As you would expect Molly was given antibiotics - these helped but as soon as the antibiotics wore off the discharge would come straight back again. Historically Molly had undergone surgery on her throat years ago for a polyp at her previous veterinary surgery - with a very sensitive throat she had suffered some post operative complications at the time resulting in a feeding tube placement and a long stay in hospital. Obviously we were very keen to avoid further surgery but with swab results yielding no growth it was decided to anaesthetise Molly for a good look down her throat and nose and some imaging.
Once Molly was anaethetised it very quickly became apparent that her larynx and nose were not happy at all! Her larynx was incredibly inflamed and all lumpy as you can see in the pictures below, for comparison there is also a picture of a normal feline larynx side by side.
The larynx is the delicate organ at the back of your mouth which is the opening to your airway, the trachea. In simple terms it is responsible for allowing air to pass through but keeping food and water out, which then is bypassed into your oesophagus and then onto your stomach!
Given that her entire larynx was affected and thus was not a candidate for surgery and x-rays of her nose (see above) showed no sign of any tumours or foreign body. The nose was flushed with copious amounts of horrible green mucous removed. We knew from previous blood samples that Molly was otherwise healthy so it was decided against biopsies which ran the risk of complications and medical solutions were sought.
As Molly responded temporarily to antibiotics the green discharge is most likely a secondary bacterial infection, essentially bacteria like easy places to live and if you have a very inflamed larynx producing lots of mucous they love to move in.
A course of antibiotics given by injection (one injection every two weeks with no tablets!) was prescribed in combination with some anti-inflammatories and a drug to make the thick mucous less viscous were given.
Within a week Molly was much better, having regained her voice and a very healthy appetite! The mucous is now clear and much less with no sneezing or signs that Molly is feeling poorly.

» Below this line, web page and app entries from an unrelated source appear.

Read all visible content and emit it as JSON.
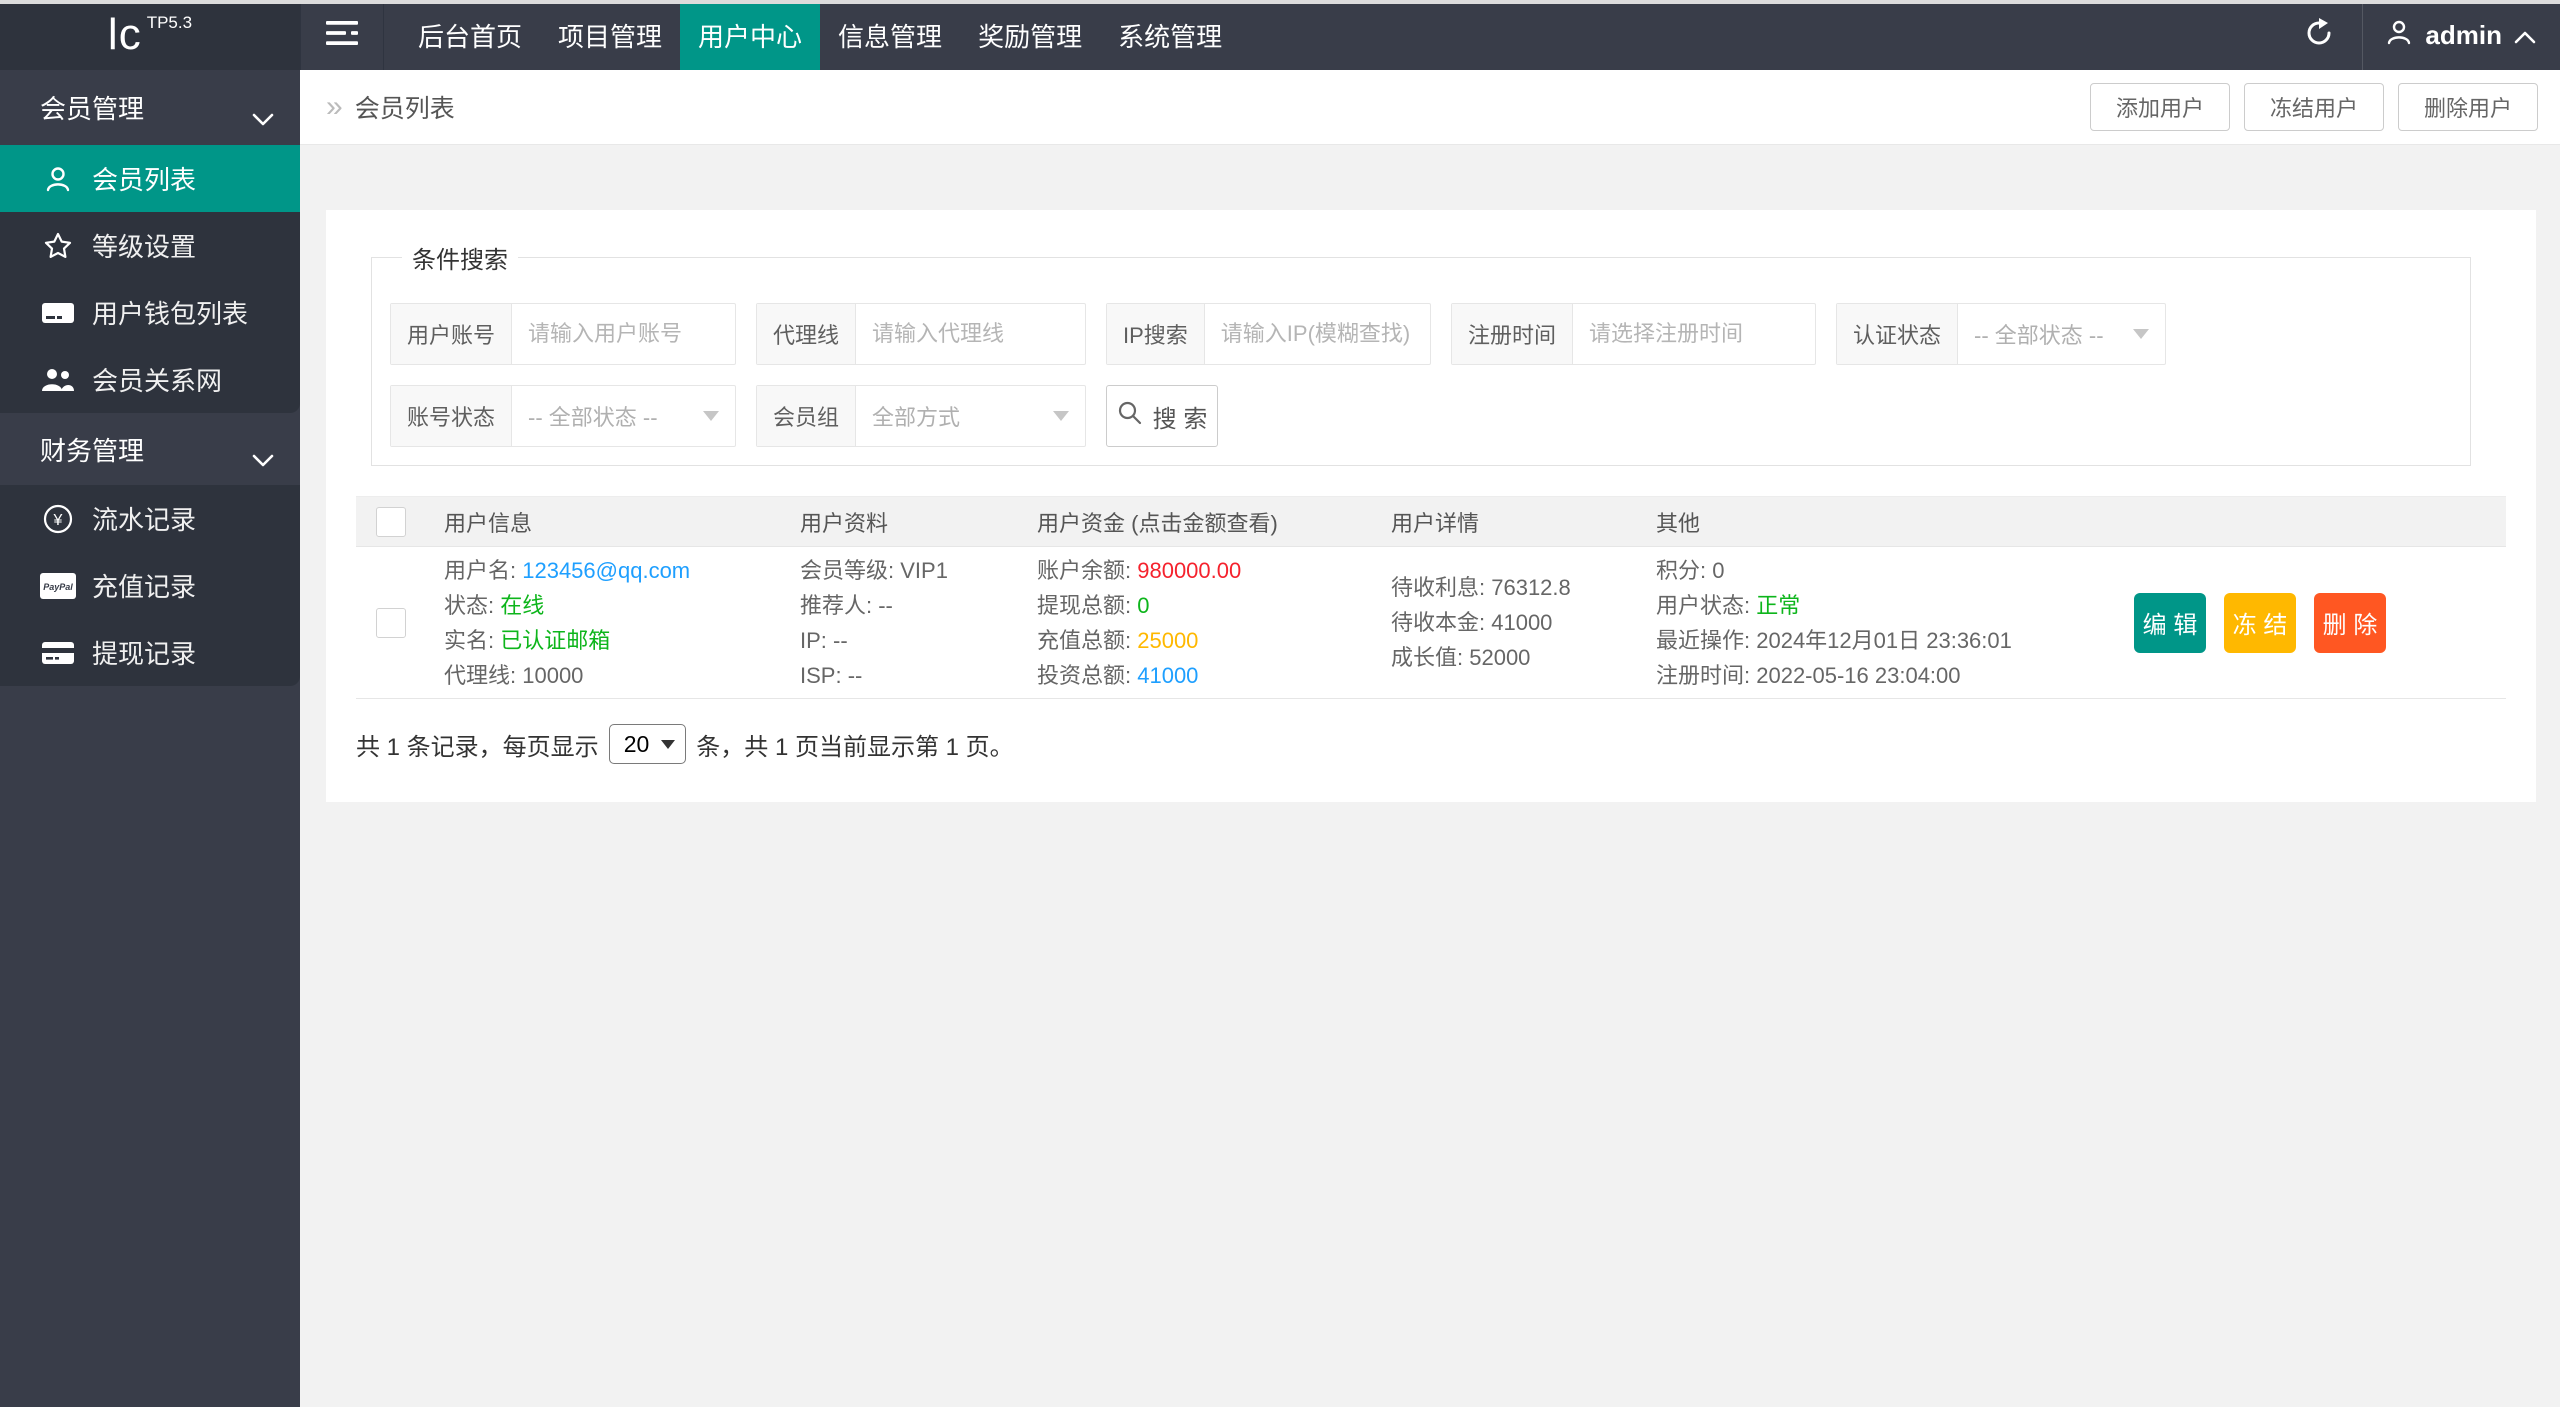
{
  "colors": {
    "accent_teal": "#009688",
    "topbar_bg": "#393D49",
    "dark_panel": "#2E333D",
    "link_blue": "#1E9FFF",
    "ok_green": "#0DB51B",
    "alert_red": "#F5222D",
    "warn_orange": "#FFB800",
    "danger_orange": "#FF5722",
    "page_bg": "#f2f2f2"
  },
  "topbar": {
    "logo": "lc",
    "logo_sup": "TP5.3",
    "nav": [
      "后台首页",
      "项目管理",
      "用户中心",
      "信息管理",
      "奖励管理",
      "系统管理"
    ],
    "username": "admin"
  },
  "sidebar": {
    "group1": {
      "title": "会员管理",
      "items": [
        "会员列表",
        "等级设置",
        "用户钱包列表",
        "会员关系网"
      ]
    },
    "group2": {
      "title": "财务管理",
      "items": [
        "流水记录",
        "充值记录",
        "提现记录"
      ]
    },
    "yen_glyph": "¥",
    "paypal_text": "PayPal"
  },
  "breadcrumb": {
    "arrow": "»",
    "title": "会员列表"
  },
  "page_actions": {
    "add": "添加用户",
    "freeze": "冻结用户",
    "delete": "删除用户"
  },
  "filter": {
    "legend": "条件搜索",
    "account": {
      "label": "用户账号",
      "placeholder": "请输入用户账号"
    },
    "agent": {
      "label": "代理线",
      "placeholder": "请输入代理线"
    },
    "ip": {
      "label": "IP搜索",
      "placeholder": "请输入IP(模糊查找)"
    },
    "regtime": {
      "label": "注册时间",
      "placeholder": "请选择注册时间"
    },
    "auth_status": {
      "label": "认证状态",
      "value": "-- 全部状态 --"
    },
    "account_status": {
      "label": "账号状态",
      "value": "-- 全部状态 --"
    },
    "member_group": {
      "label": "会员组",
      "value": "全部方式"
    },
    "search_label": "搜 索"
  },
  "table": {
    "headers": {
      "user_info": "用户信息",
      "user_profile": "用户资料",
      "user_funds": "用户资金 (点击金额查看)",
      "user_detail": "用户详情",
      "other": "其他"
    },
    "row": {
      "username_label": "用户名: ",
      "username": "123456@qq.com",
      "status_label": "状态: ",
      "status": "在线",
      "realname_label": "实名: ",
      "realname": "已认证邮箱",
      "agent_label": "代理线: ",
      "agent": "10000",
      "level_label": "会员等级: ",
      "level": "VIP1",
      "referrer_label": "推荐人: ",
      "referrer": "--",
      "ip_label": "IP: ",
      "ip": "--",
      "isp_label": "ISP: ",
      "isp": "--",
      "balance_label": "账户余额: ",
      "balance": "980000.00",
      "withdraw_label": "提现总额: ",
      "withdraw": "0",
      "recharge_label": "充值总额: ",
      "recharge": "25000",
      "invest_label": "投资总额: ",
      "invest": "41000",
      "interest_label": "待收利息: ",
      "interest": "76312.8",
      "principal_label": "待收本金: ",
      "principal": "41000",
      "growth_label": "成长值: ",
      "growth": "52000",
      "points_label": "积分: ",
      "points": "0",
      "user_status_label": "用户状态: ",
      "user_status": "正常",
      "last_op_label": "最近操作: ",
      "last_op": "2024年12月01日 23:36:01",
      "reg_time_label": "注册时间: ",
      "reg_time": "2022-05-16 23:04:00",
      "actions": {
        "edit": "编 辑",
        "freeze": "冻 结",
        "delete": "删 除"
      }
    }
  },
  "pagination": {
    "prefix": "共 1 条记录，每页显示",
    "page_size": "20",
    "suffix": "条，共 1 页当前显示第 1 页。"
  }
}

Hopefully with time this chronic hyperplastic tissue will completely settle down. Although we are not sure what has caused this reaction some form of allergic reaction/upper airway disease has to be suspected especially given her improvement with the medication.
At this rate Molly is on track to enjoy her Christmas dinner just like the rest of us!